This report by Boyle, et al. (2019) reviews the evolving structure of hospital beds and bed rails, the possible impact of different design elements on microbial contamination and their role in pathogen transmission. The researchers say their findings support the need for clearly defined standardized assessment protocols to accurately assess bed rail and similar patient zone surface levels of contamination, as part of environmental hygiene investigations.
As Boyle, et al. (2019) report, "Observational studies show that bed rails in critical care are sites of frequent hand-touch contact by healthcare workers, with one study observing that nurses touch bed rails more than 13 times hourly. Frequent contact with these high-touch sites often results in soiling with microbial pathogens which have the capacity to survive for long periods until adequately decontaminated by cleaning. Routine cleaning of these surfaces is often inadequate, and microbial populations tend to rebound quickly to previous levels even when decontaminated thoroughly. Although many studies that include bed rails take place in critical-care units, few have implicated bed rails in pathogen transmission with resultant patient infections. This is likely to be a result of the paucity of studies undertaking sufficient analysis to conclusively determine such a transmission event, rather than this outcome rarely occurring. Investigations by Dancer et al. recovered MRSA from the bed rail of a critical care patient not known to be colonized with MRSA. They used spa typing and whole-genome sequencing to identify transmission pathways of S. aureus in a 10-bedded Scottish critical care unit under non-outbreak conditions. This included environmental sampling (including bed rails), sampling of healthcare worker hands, and screening of patients. Single nucleotide polymorphisms (SNPs) and number of days between isolate recoveries were used to determine isolate relatedness. Thirty-four transmission pathways of S. aureus were identified, and bed rails were implicated in five of these."
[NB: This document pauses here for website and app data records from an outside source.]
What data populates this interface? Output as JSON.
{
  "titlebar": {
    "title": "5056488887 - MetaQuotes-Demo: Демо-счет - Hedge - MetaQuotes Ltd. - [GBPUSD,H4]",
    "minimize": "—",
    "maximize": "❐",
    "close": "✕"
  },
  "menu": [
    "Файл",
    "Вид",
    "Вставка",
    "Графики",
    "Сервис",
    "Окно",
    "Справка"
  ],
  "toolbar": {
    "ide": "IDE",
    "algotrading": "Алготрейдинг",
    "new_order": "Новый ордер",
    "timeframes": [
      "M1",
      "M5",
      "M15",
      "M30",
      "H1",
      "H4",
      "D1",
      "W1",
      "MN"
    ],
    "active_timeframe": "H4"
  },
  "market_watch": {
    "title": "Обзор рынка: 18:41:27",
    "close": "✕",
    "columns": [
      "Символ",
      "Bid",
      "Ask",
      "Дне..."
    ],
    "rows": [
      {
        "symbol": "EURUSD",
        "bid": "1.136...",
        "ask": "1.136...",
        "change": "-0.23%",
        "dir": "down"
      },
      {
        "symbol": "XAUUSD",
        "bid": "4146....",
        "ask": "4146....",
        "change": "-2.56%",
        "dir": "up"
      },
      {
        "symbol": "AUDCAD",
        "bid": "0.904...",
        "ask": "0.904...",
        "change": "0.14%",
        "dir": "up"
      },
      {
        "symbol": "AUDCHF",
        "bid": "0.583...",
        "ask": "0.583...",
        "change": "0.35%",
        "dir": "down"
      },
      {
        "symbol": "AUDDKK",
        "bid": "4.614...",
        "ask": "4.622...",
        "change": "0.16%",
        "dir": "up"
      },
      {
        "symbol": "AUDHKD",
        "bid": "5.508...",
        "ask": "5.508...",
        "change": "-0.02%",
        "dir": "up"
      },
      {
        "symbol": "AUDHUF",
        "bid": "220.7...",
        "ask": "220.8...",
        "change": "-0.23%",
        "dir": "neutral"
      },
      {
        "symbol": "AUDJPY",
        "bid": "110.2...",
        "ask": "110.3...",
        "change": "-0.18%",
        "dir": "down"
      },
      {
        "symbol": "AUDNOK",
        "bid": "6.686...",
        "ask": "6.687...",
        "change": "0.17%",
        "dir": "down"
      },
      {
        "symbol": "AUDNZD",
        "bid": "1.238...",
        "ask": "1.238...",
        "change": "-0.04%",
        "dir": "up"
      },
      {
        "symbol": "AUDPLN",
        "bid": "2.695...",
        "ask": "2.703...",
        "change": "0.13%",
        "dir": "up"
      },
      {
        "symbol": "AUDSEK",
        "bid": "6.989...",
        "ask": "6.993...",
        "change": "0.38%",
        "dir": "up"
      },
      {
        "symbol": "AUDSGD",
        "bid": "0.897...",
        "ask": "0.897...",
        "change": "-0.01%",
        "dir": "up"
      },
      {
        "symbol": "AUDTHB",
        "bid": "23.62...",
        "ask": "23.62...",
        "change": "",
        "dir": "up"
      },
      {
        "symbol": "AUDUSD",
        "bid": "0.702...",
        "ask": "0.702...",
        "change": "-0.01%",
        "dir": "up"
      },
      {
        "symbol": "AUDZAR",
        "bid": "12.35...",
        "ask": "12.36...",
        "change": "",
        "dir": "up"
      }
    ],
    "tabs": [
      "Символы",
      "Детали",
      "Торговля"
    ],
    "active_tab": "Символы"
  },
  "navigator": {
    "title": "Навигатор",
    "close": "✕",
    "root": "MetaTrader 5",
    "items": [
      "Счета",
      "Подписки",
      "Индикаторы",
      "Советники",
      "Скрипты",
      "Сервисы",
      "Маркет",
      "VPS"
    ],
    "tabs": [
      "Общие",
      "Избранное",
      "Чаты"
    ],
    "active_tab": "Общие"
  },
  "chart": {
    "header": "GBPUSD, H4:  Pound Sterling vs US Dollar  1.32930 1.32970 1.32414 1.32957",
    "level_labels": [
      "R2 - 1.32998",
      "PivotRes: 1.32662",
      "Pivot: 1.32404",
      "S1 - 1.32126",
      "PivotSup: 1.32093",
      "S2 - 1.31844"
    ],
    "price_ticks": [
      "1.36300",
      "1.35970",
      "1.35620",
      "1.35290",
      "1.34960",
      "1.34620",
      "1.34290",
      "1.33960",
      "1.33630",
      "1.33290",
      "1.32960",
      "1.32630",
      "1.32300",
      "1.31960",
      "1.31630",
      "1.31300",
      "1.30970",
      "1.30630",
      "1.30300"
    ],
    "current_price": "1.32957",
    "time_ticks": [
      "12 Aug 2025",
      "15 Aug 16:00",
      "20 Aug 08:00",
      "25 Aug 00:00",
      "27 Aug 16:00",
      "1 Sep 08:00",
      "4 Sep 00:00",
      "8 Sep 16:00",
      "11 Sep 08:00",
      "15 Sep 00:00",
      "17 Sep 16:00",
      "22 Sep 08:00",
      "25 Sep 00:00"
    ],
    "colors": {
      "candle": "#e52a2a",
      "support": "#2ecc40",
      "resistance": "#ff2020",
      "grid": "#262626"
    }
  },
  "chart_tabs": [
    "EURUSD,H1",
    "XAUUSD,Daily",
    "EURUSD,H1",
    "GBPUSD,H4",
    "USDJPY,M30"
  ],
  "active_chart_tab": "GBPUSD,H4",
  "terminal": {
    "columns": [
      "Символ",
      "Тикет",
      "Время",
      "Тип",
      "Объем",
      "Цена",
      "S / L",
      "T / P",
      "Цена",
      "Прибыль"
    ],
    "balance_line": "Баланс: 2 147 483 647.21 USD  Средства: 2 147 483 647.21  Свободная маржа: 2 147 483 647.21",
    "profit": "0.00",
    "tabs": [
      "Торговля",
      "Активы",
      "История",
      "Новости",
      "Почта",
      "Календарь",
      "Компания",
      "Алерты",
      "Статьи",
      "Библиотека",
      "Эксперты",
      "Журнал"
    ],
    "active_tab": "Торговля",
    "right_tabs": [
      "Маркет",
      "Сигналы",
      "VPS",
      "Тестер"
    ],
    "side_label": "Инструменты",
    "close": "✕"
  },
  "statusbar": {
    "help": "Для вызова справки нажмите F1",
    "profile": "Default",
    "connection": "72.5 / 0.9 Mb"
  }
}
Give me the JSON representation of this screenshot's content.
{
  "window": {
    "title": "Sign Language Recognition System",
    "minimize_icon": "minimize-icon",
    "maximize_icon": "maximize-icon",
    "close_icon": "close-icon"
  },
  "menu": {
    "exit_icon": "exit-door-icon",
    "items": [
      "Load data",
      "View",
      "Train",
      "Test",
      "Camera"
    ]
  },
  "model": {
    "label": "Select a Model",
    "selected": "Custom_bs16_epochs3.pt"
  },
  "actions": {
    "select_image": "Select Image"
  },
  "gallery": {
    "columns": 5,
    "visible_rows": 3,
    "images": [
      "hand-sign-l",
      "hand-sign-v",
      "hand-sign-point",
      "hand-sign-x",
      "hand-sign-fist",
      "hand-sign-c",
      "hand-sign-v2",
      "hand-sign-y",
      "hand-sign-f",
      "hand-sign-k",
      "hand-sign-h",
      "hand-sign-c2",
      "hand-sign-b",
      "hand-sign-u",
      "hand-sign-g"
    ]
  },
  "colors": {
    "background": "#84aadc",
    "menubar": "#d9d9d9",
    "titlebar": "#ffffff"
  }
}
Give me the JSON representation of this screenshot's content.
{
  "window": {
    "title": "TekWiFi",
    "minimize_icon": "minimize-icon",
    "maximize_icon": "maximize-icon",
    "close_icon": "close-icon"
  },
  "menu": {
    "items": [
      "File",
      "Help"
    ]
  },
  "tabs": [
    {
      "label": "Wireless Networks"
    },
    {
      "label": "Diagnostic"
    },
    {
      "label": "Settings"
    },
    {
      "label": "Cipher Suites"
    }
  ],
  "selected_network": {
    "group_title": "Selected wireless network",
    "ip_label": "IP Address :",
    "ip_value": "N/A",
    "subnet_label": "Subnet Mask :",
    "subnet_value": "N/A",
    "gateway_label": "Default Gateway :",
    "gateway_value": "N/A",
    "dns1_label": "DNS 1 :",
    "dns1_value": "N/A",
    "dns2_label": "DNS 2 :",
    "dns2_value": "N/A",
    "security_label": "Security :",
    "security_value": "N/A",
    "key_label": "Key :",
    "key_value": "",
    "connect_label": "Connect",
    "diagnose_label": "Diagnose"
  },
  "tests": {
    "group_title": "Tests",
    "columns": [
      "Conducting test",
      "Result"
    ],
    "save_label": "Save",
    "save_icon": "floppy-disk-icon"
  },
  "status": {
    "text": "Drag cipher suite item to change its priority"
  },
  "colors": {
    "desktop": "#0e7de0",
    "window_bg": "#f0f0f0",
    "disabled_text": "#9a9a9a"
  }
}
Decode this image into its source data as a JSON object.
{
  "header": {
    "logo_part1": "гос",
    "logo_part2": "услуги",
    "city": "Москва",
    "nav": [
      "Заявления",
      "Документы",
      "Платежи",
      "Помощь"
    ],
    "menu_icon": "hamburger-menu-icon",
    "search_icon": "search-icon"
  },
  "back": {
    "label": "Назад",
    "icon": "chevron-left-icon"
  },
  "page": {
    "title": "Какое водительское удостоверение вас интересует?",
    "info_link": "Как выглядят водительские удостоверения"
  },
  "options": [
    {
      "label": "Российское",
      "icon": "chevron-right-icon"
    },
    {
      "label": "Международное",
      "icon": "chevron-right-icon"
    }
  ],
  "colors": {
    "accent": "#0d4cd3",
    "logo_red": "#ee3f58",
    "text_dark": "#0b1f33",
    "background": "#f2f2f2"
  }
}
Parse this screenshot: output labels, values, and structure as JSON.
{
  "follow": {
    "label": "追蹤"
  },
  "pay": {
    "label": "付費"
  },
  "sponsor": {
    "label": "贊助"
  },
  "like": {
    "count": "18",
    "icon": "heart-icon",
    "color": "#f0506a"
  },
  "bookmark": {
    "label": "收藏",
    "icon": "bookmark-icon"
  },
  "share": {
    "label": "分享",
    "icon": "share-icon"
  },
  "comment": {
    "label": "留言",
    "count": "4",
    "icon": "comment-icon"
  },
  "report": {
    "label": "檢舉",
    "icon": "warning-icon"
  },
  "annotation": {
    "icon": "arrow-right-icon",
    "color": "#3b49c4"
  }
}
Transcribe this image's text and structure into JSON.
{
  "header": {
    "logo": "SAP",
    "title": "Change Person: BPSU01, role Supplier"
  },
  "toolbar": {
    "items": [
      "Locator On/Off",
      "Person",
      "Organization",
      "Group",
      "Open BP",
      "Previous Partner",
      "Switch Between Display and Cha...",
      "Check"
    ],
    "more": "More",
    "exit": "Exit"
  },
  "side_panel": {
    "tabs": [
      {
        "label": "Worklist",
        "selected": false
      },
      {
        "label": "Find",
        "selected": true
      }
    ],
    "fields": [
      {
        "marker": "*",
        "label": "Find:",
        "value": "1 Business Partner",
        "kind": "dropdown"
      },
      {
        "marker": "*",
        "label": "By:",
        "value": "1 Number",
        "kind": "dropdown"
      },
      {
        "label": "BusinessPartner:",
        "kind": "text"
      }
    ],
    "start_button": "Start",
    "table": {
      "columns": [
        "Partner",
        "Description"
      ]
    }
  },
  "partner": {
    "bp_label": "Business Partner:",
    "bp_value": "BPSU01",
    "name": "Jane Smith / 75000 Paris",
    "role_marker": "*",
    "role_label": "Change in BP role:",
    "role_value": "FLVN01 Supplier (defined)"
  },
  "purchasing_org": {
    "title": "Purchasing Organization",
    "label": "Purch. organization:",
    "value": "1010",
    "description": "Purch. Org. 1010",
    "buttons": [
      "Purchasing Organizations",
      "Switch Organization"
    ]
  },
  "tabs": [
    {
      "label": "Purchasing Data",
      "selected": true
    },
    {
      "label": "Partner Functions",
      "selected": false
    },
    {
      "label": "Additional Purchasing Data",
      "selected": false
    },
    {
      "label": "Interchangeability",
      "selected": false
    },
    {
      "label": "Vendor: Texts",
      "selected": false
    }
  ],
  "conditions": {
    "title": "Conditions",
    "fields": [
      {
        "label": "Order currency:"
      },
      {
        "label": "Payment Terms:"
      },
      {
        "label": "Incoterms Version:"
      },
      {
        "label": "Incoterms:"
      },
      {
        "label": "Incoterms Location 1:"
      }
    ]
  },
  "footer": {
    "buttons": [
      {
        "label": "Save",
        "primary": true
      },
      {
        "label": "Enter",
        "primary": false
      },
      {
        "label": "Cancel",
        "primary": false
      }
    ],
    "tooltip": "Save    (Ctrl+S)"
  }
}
Reference: Boyle MA, Kearney A, Carling P and Humphrey H. ‘Off the rails’: hospital bed rail design, contamination, and the evaluation of their microbial ecology. J Hosp Infect. Vol. 103, No. 1, Pages e16-e22. September 2019.